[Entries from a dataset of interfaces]
##############################

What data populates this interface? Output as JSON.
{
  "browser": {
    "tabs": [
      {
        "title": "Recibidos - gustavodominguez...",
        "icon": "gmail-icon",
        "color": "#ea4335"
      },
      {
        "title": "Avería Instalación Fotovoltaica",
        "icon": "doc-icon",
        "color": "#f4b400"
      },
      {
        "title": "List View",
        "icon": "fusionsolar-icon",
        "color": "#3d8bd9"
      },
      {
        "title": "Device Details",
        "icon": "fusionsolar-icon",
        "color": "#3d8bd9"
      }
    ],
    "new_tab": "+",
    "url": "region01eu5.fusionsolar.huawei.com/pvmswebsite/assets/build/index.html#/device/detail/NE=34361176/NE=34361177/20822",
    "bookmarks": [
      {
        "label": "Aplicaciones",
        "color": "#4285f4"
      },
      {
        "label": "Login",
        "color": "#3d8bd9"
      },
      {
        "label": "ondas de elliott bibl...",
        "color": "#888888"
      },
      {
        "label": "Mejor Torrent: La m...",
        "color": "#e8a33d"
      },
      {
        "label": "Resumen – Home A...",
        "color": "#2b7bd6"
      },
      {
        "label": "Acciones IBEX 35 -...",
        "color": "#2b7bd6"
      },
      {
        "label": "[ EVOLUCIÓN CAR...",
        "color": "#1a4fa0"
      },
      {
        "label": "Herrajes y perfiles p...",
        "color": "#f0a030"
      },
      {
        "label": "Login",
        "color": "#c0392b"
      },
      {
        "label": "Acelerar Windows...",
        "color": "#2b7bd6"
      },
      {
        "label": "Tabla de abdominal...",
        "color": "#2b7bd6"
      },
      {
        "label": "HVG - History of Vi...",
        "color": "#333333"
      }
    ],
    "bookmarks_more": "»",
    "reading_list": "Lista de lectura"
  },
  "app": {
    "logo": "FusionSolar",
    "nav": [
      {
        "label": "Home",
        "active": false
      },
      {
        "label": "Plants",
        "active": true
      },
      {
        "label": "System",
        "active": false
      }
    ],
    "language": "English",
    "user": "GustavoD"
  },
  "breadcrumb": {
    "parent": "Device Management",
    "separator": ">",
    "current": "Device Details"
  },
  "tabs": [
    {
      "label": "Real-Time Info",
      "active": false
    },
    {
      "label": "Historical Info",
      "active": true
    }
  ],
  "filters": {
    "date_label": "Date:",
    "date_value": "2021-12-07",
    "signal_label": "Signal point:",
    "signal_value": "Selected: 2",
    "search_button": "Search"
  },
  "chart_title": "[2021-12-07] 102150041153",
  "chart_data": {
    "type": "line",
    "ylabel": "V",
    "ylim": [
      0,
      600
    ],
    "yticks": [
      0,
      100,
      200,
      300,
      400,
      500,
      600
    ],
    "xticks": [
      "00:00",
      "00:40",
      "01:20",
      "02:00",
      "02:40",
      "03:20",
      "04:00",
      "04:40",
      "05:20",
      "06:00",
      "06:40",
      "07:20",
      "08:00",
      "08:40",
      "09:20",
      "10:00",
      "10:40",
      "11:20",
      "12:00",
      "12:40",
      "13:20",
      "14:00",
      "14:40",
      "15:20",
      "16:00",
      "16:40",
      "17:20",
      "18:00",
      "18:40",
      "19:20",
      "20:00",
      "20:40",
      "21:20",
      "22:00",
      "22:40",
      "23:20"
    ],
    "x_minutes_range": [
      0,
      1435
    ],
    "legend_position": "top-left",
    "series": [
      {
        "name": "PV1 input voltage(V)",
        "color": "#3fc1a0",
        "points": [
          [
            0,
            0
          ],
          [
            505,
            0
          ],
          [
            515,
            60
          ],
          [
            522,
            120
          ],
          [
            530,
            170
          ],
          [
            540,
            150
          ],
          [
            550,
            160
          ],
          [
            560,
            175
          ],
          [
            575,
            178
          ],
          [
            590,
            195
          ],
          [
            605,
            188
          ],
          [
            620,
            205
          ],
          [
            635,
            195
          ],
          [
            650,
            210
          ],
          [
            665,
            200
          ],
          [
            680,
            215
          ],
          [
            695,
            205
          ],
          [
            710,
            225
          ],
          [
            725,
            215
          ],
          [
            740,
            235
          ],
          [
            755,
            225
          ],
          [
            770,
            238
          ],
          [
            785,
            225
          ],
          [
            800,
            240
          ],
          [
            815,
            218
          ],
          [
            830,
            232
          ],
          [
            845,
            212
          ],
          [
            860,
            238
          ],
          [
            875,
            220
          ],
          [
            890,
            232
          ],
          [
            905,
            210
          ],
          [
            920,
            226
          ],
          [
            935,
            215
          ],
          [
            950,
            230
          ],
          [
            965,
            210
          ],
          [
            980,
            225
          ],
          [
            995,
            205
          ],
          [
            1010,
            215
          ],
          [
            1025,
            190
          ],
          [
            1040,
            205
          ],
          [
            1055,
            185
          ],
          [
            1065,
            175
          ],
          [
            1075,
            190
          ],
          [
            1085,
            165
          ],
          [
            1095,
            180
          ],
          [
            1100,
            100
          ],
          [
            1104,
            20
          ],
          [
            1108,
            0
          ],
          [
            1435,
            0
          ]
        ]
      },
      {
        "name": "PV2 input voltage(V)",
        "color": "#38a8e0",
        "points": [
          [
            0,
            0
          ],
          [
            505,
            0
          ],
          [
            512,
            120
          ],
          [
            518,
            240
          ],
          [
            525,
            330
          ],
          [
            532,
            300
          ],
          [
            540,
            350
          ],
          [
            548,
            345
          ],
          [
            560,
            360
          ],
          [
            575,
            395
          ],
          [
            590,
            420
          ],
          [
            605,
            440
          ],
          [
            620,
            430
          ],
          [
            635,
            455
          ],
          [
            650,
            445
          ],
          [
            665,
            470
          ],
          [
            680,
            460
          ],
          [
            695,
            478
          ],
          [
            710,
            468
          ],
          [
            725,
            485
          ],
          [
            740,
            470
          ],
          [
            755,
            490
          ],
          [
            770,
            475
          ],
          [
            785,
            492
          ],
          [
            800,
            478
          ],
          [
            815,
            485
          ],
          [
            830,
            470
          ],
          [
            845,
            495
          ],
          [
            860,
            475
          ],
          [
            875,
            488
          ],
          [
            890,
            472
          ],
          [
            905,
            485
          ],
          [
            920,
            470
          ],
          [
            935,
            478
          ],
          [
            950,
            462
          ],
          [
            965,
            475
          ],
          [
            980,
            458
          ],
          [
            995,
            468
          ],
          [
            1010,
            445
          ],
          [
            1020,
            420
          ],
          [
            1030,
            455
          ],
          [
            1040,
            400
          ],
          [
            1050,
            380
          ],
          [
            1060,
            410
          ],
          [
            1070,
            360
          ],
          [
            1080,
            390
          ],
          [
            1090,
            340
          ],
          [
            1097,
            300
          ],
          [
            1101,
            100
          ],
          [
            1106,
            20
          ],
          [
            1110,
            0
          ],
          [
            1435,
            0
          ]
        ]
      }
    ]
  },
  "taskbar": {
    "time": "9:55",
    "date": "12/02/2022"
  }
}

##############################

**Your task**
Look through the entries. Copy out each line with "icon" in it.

**Solution below**
        "icon": "gmail-icon",
        "icon": "doc-icon",
        "icon": "fusionsolar-icon",
        "icon": "fusionsolar-icon",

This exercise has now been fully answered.